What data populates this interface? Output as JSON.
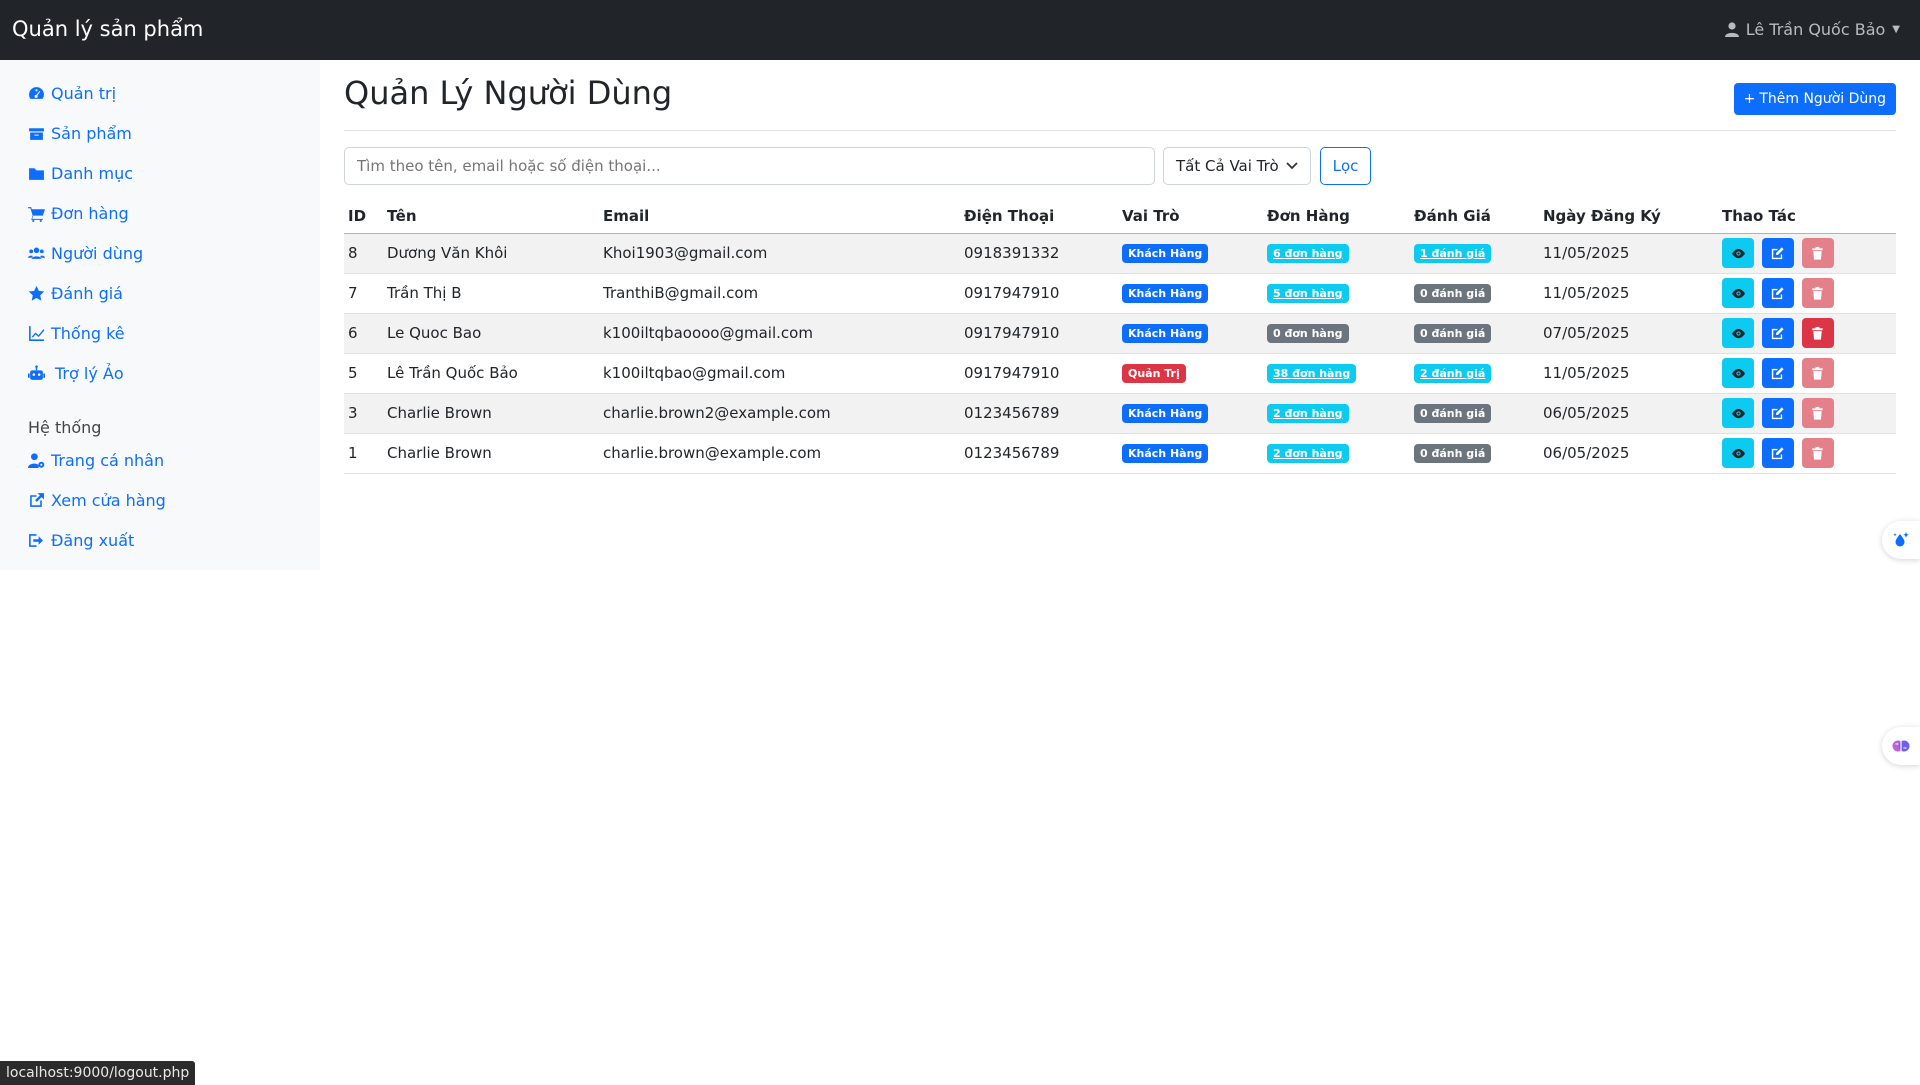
{
  "navbar": {
    "brand": "Quản lý sản phẩm",
    "user_name": "Lê Trần Quốc Bảo"
  },
  "sidebar": {
    "items": [
      {
        "label": "Quản trị",
        "icon": "dashboard-icon"
      },
      {
        "label": "Sản phẩm",
        "icon": "box-icon"
      },
      {
        "label": "Danh mục",
        "icon": "folder-icon"
      },
      {
        "label": "Đơn hàng",
        "icon": "cart-icon"
      },
      {
        "label": "Người dùng",
        "icon": "users-icon"
      },
      {
        "label": "Đánh giá",
        "icon": "star-icon"
      },
      {
        "label": "Thống kê",
        "icon": "chart-line-icon"
      },
      {
        "label": "Trợ lý Ảo",
        "icon": "robot-icon"
      }
    ],
    "system_heading": "Hệ thống",
    "system_items": [
      {
        "label": "Trang cá nhân",
        "icon": "user-gear-icon"
      },
      {
        "label": "Xem cửa hàng",
        "icon": "external-link-icon"
      },
      {
        "label": "Đăng xuất",
        "icon": "sign-out-icon"
      }
    ]
  },
  "main": {
    "title": "Quản Lý Người Dùng",
    "add_button": "Thêm Người Dùng",
    "search_placeholder": "Tìm theo tên, email hoặc số điện thoại...",
    "role_filter": "Tất Cả Vai Trò",
    "filter_button": "Lọc"
  },
  "table": {
    "headers": [
      "ID",
      "Tên",
      "Email",
      "Điện Thoại",
      "Vai Trò",
      "Đơn Hàng",
      "Đánh Giá",
      "Ngày Đăng Ký",
      "Thao Tác"
    ],
    "rows": [
      {
        "id": "8",
        "name": "Dương Văn Khôi",
        "email": "Khoi1903@gmail.com",
        "phone": "0918391332",
        "role": "Khách Hàng",
        "orders": "6 đơn hàng",
        "reviews": "1 đánh giá",
        "date": "11/05/2025"
      },
      {
        "id": "7",
        "name": "Trần Thị B",
        "email": "TranthiB@gmail.com",
        "phone": "0917947910",
        "role": "Khách Hàng",
        "orders": "5 đơn hàng",
        "reviews": "0 đánh giá",
        "date": "11/05/2025"
      },
      {
        "id": "6",
        "name": "Le Quoc Bao",
        "email": "k100iltqbaoooo@gmail.com",
        "phone": "0917947910",
        "role": "Khách Hàng",
        "orders": "0 đơn hàng",
        "reviews": "0 đánh giá",
        "date": "07/05/2025"
      },
      {
        "id": "5",
        "name": "Lê Trần Quốc Bảo",
        "email": "k100iltqbao@gmail.com",
        "phone": "0917947910",
        "role": "Quản Trị",
        "orders": "38 đơn hàng",
        "reviews": "2 đánh giá",
        "date": "11/05/2025"
      },
      {
        "id": "3",
        "name": "Charlie Brown",
        "email": "charlie.brown2@example.com",
        "phone": "0123456789",
        "role": "Khách Hàng",
        "orders": "2 đơn hàng",
        "reviews": "0 đánh giá",
        "date": "06/05/2025"
      },
      {
        "id": "1",
        "name": "Charlie Brown",
        "email": "charlie.brown@example.com",
        "phone": "0123456789",
        "role": "Khách Hàng",
        "orders": "2 đơn hàng",
        "reviews": "0 đánh giá",
        "date": "06/05/2025"
      }
    ]
  },
  "status_bar": {
    "url": "localhost:9000/logout.php"
  },
  "colors": {
    "primary": "#0d6efd",
    "info": "#0dcaf0",
    "secondary": "#6c757d",
    "danger": "#dc3545",
    "navbar": "#212529"
  }
}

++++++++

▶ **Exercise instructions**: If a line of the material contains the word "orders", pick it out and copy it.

▶ **Solution below**:
        "orders": "6 đơn hàng",
        "orders": "5 đơn hàng",
        "orders": "0 đơn hàng",
        "orders": "38 đơn hàng",
        "orders": "2 đơn hàng",
        "orders": "2 đơn hàng",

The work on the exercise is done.